'What attracted me to DIT was their strong culinary culture, their strong sense of food history, that their department are actively encouraging people to forge new paths in discovering what the past was in terms of food history and what the future will be'.
Dorothy Cashman, Ph.D. Graduate (2016)
The Three Pillars of the MA Gastronomy and Food Studies
The philosophy that underpins the Programme rests on three pillars: History, Society, and Practice.
An understanding of historical context is fundamental for research. Historical documents in the context of this Programme include vernacular sources such as oral histories, culinary manuscripts, menus and other ephemera. Food history is an emerging academic discipline with its respectability confirmed through the writings of the scholars of the Annales School. However, the history of food is as old as the history of mankind.
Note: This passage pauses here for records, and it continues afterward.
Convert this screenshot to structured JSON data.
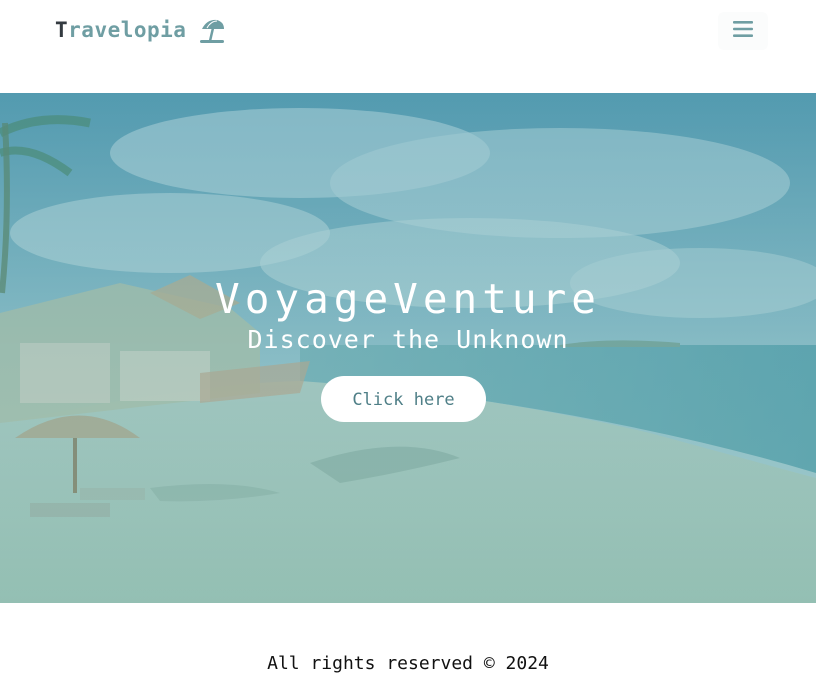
{
  "navbar": {
    "brand_first": "T",
    "brand_rest": "ravelopia",
    "brand_icon": "beach-umbrella-icon",
    "menu_icon": "hamburger-menu-icon"
  },
  "hero": {
    "title": "VoyageVenture",
    "subtitle": "Discover the Unknown",
    "button_label": "Click here",
    "background": "beach-resort-photo"
  },
  "footer": {
    "text": "All rights reserved © 2024"
  },
  "colors": {
    "accent": "#6f9ea3",
    "brand_dark": "#333a40",
    "button_text": "#4f7f87"
  }
}
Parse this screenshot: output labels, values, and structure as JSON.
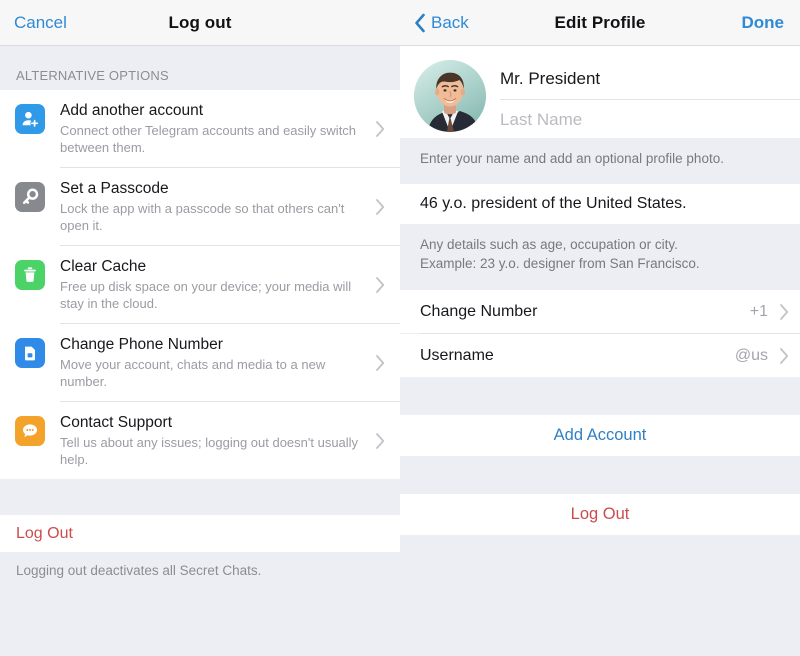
{
  "left_panel": {
    "navbar": {
      "cancel_label": "Cancel",
      "title": "Log out"
    },
    "section_header": "ALTERNATIVE OPTIONS",
    "options": [
      {
        "title": "Add another account",
        "subtitle": "Connect other Telegram accounts and easily switch between them.",
        "icon": "add-user-icon",
        "icon_color": "#2f9ae8"
      },
      {
        "title": "Set a Passcode",
        "subtitle": "Lock the app with a passcode so that others can't open it.",
        "icon": "key-icon",
        "icon_color": "#868a8f"
      },
      {
        "title": "Clear Cache",
        "subtitle": "Free up disk space on your device; your media will stay in the cloud.",
        "icon": "trash-icon",
        "icon_color": "#4bd367"
      },
      {
        "title": "Change Phone Number",
        "subtitle": "Move your account, chats and media to a new number.",
        "icon": "sim-card-icon",
        "icon_color": "#2f8ae8"
      },
      {
        "title": "Contact Support",
        "subtitle": "Tell us about any issues; logging out doesn't usually help.",
        "icon": "chat-bubble-icon",
        "icon_color": "#f3a32a"
      }
    ],
    "logout_label": "Log Out",
    "footer_note": "Logging out deactivates all Secret Chats."
  },
  "right_panel": {
    "navbar": {
      "back_label": "Back",
      "title": "Edit Profile",
      "done_label": "Done"
    },
    "profile": {
      "avatar_name": "profile-photo",
      "first_name_value": "Mr. President",
      "last_name_placeholder": "Last Name",
      "name_hint": "Enter your name and add an optional profile photo."
    },
    "bio": {
      "value": "46 y.o. president of the United States.",
      "hint_line1": "Any details such as age, occupation or city.",
      "hint_line2": "Example: 23 y.o. designer from San Francisco."
    },
    "menu": [
      {
        "label": "Change Number",
        "value": "+1"
      },
      {
        "label": "Username",
        "value": "@us"
      }
    ],
    "add_account_label": "Add Account",
    "logout_label": "Log Out"
  },
  "colors": {
    "accent_blue": "#2f8ad4",
    "destructive_red": "#cc4c4c",
    "group_background": "#eceef4",
    "row_background": "#ffffff"
  }
}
Food historians are faced with unique challenges, as their subject is often connected with home and hearth and the work of women or the non-elite classes. Once considered far too quotidian for academic scrutiny, food history now is an accepted and flourishing field with its own journals, symposia and canon. This Programme offers students the tools to conduct rigorous document-oriented research in food history to reveal new insights into hitherto overlooked and underappreciated elements of our cultural heritage.
Humans are intrinsically social beings, and the consumption of food is essential to life. The link between food and society is increasingly recognised, and a body of academic/scholarly research and thinking has emerged in recent times. The anthropologist Michael Dietler writes that food and drink are highly charged symbolic media, while the French social scientist Claude Fischler points out that food powerfully expresses social differentiation. Food has meaning and cultural significance, and therefore, is not only a form of sustenance.
From hunter-gatherer societies where humans needed to cooperate to source and prepare food to the cutting edge technology used for growing, harvesting and producing food for today’s 7.5 billion global inhabitants, the daily life of humans is interwoven with food rituals as well as basic nourishment. From an anthropological perspective food raises many questions about the habitual and expressive nature of life, yet to ensure both survival and growth, society needs structured organisation and strategy concerning food. Identity can be reflected through the diversity of eating habits, cultural idiosyncrasies, cookery, ingredients and food systems (exchange, preparation and consumption patterns). The functional nature of food in society also drives other disciplines and areas of employment such as health, media, law and policy, economics, history, literature, agriculture, and science. The gamut of conventions surrounding food give it a complex shape, and this is ripe for exploration.
The idea of Practice is inherently related with the concept of ‘doing’ as opposed to the acquisition of entirely theoretical knowledge. The development of subject-specific knowledge and understanding allied to cognitive and intellectual skills form the basis of Practice; when the application of knowledge occurs using key transferable skills, the theory becomes innately tangible. During the application of skills a practitioner can operate in complex and often unpredictable specialised contexts that may be at the forefront of subject-specific knowledge and will require an overview of the issues governing good practice. The good practitioner needs to display autonomy in the use of acquired skills and act in a professional capacity for self and in a collegiate manner for others.
When demonstrated at optimum, technical expertise has the mastery of skills at its core. The performance of precision tasks smoothly with effectiveness is a sine qua non within professional practice and a most highly desired attribute in working environments of any type. As one of the pillars of the Programme, practice is central to a number of modules, and the commercially-focused modules in particular represent the practical aspects that rely on the application of theoretical knowledge.
The sectoral knowledge of varying aspects of the food industry contained in this Programme is designed to aid students to engage professionally with problem-solving within the industry and will address knowledge deficits in a practical sense.